━━ SUPPLIED RECORDS ━━
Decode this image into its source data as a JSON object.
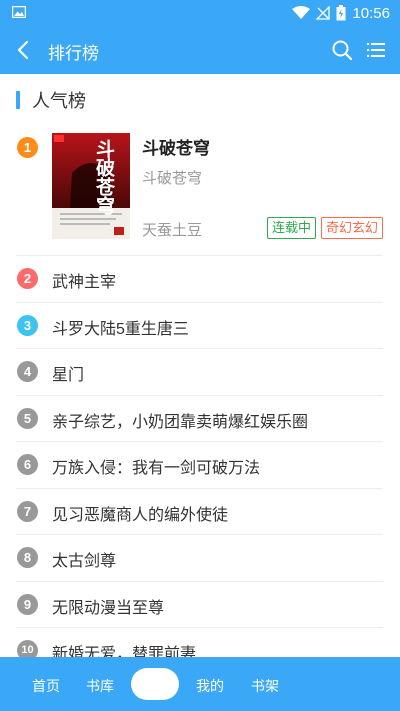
{
  "status_bar": {
    "time": "10:56",
    "icons": [
      "image-icon",
      "wifi-icon",
      "no-signal-icon",
      "battery-icon"
    ]
  },
  "app_bar": {
    "title": "排行榜",
    "icons": [
      "back-icon",
      "search-icon",
      "list-menu-icon"
    ]
  },
  "section": {
    "title": "人气榜"
  },
  "top_book": {
    "rank": "1",
    "rank_color": "#ff8c1a",
    "title": "斗破苍穹",
    "subtitle": "斗破苍穹",
    "author": "天蚕土豆",
    "status_tag": "连载中",
    "genre_tag": "奇幻玄幻",
    "cover_text": "斗破苍穹"
  },
  "rank_list": [
    {
      "rank": "2",
      "title": "武神主宰",
      "color": "#ff6b6b"
    },
    {
      "rank": "3",
      "title": "斗罗大陆5重生唐三",
      "color": "#3cc3f0"
    },
    {
      "rank": "4",
      "title": "星门",
      "color": "#999999"
    },
    {
      "rank": "5",
      "title": "亲子综艺，小奶团靠卖萌爆红娱乐圈",
      "color": "#999999"
    },
    {
      "rank": "6",
      "title": "万族入侵：我有一剑可破万法",
      "color": "#999999"
    },
    {
      "rank": "7",
      "title": "见习恶魔商人的编外使徒",
      "color": "#999999"
    },
    {
      "rank": "8",
      "title": "太古剑尊",
      "color": "#999999"
    },
    {
      "rank": "9",
      "title": "无限动漫当至尊",
      "color": "#999999"
    },
    {
      "rank": "10",
      "title": "新婚无爱，替罪前妻",
      "color": "#999999"
    }
  ],
  "bottom_nav": {
    "home": "首页",
    "library": "书库",
    "mine": "我的",
    "shelf": "书架"
  },
  "colors": {
    "primary": "#3aa7f7"
  }
}
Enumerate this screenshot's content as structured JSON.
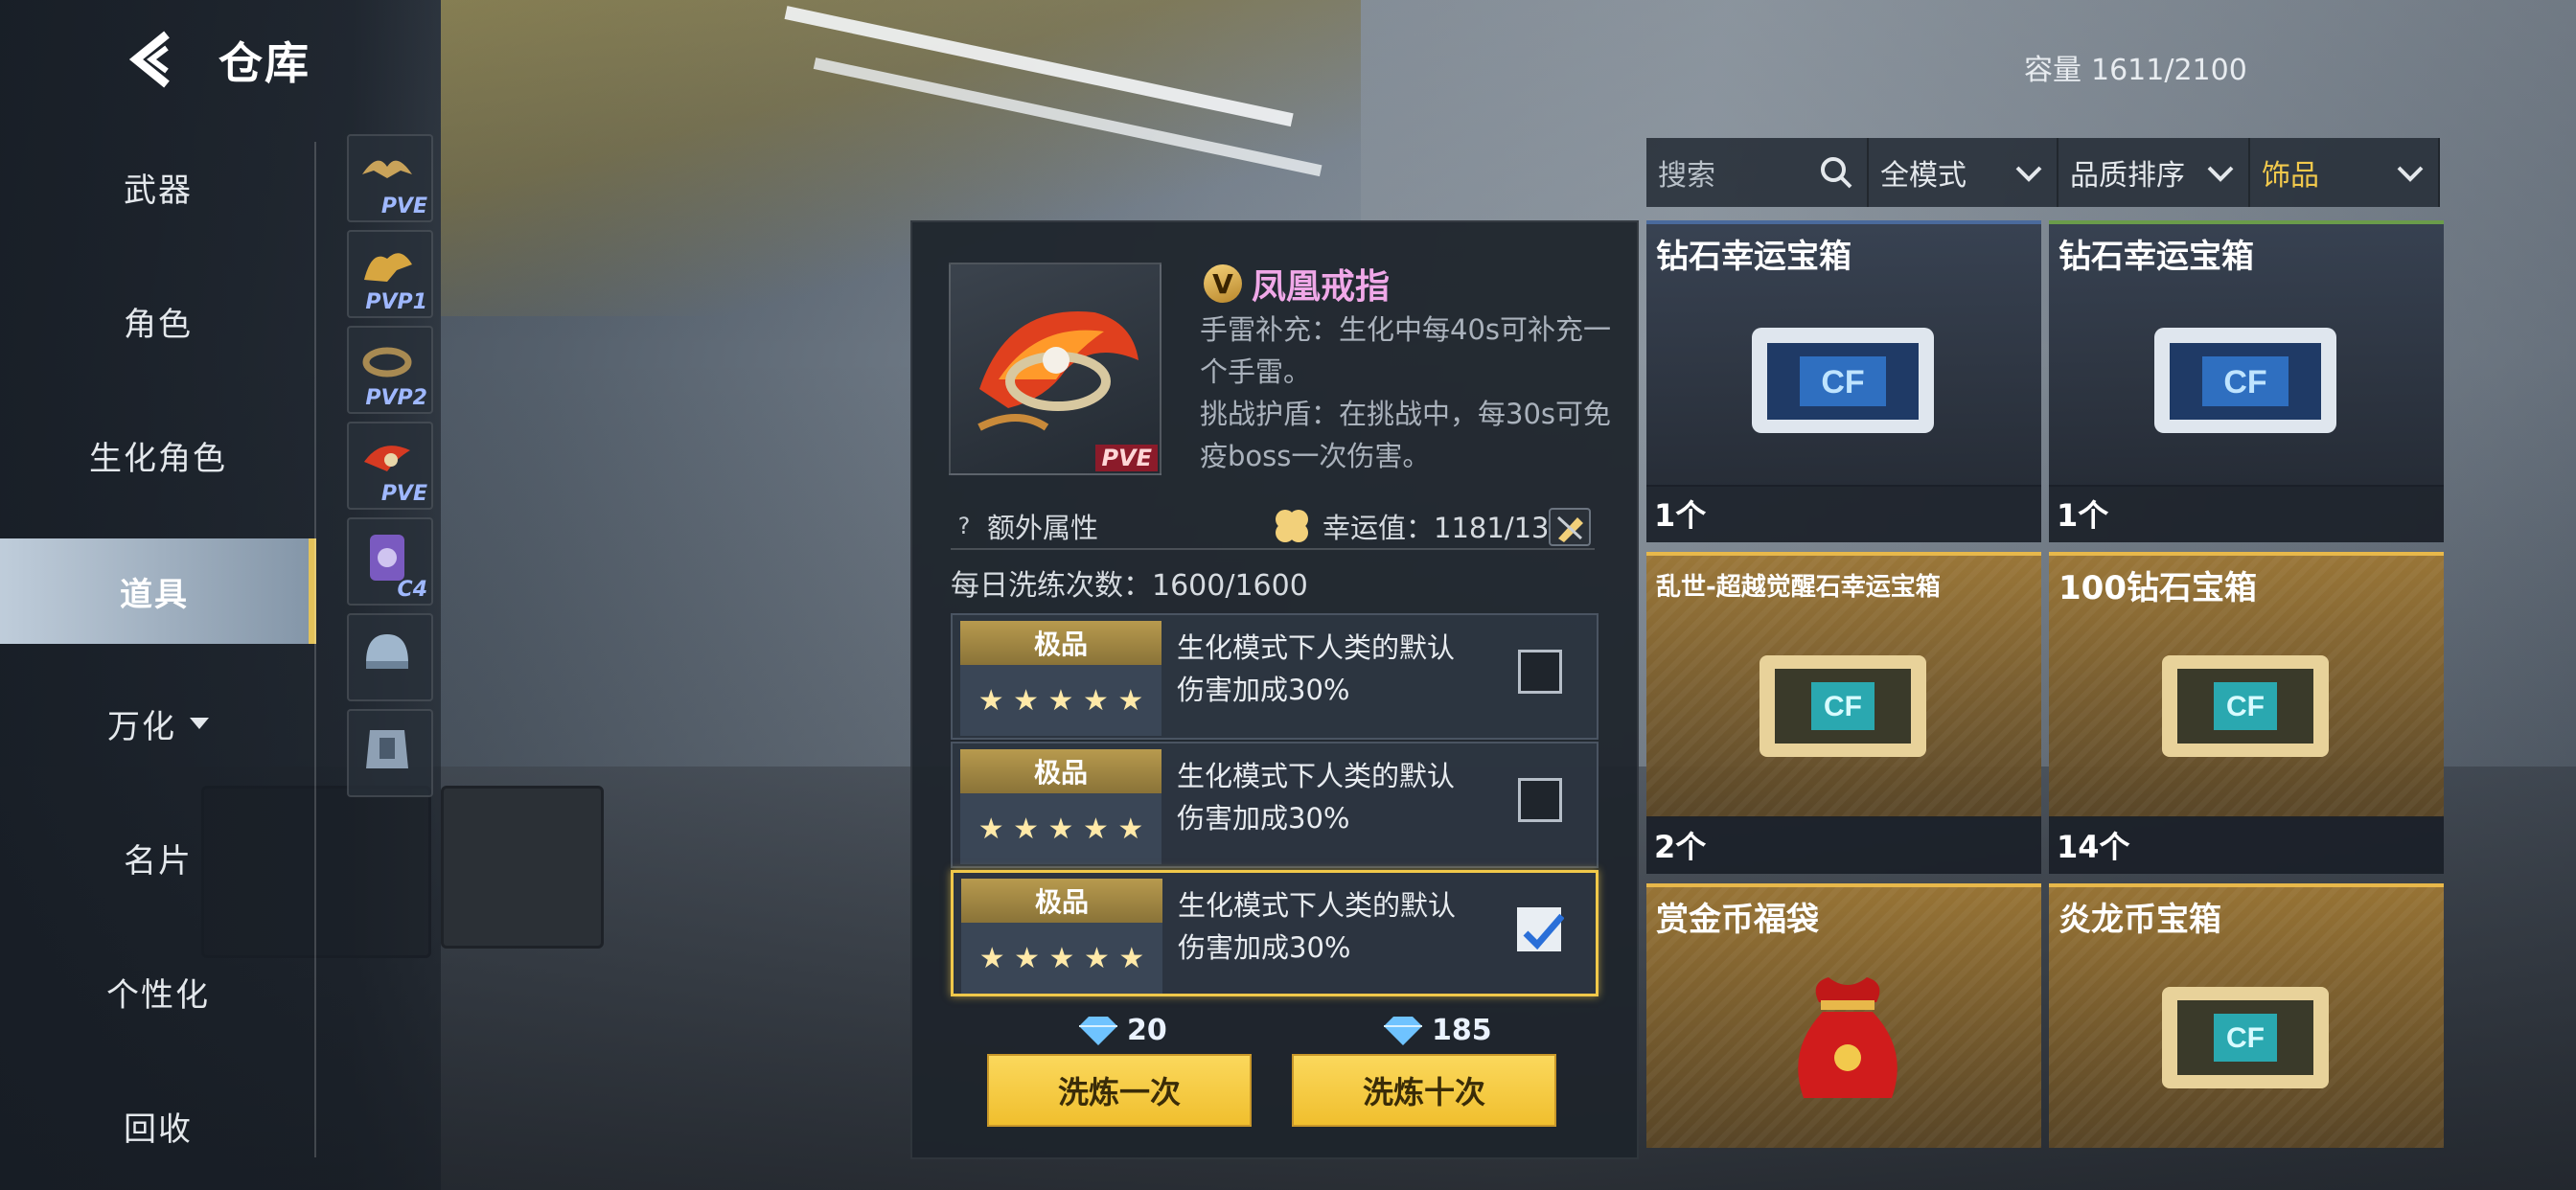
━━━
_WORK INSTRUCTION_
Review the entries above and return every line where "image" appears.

_TASK SOLUTION_
Decode this image into its source data as a JSON object.
      "image-icon",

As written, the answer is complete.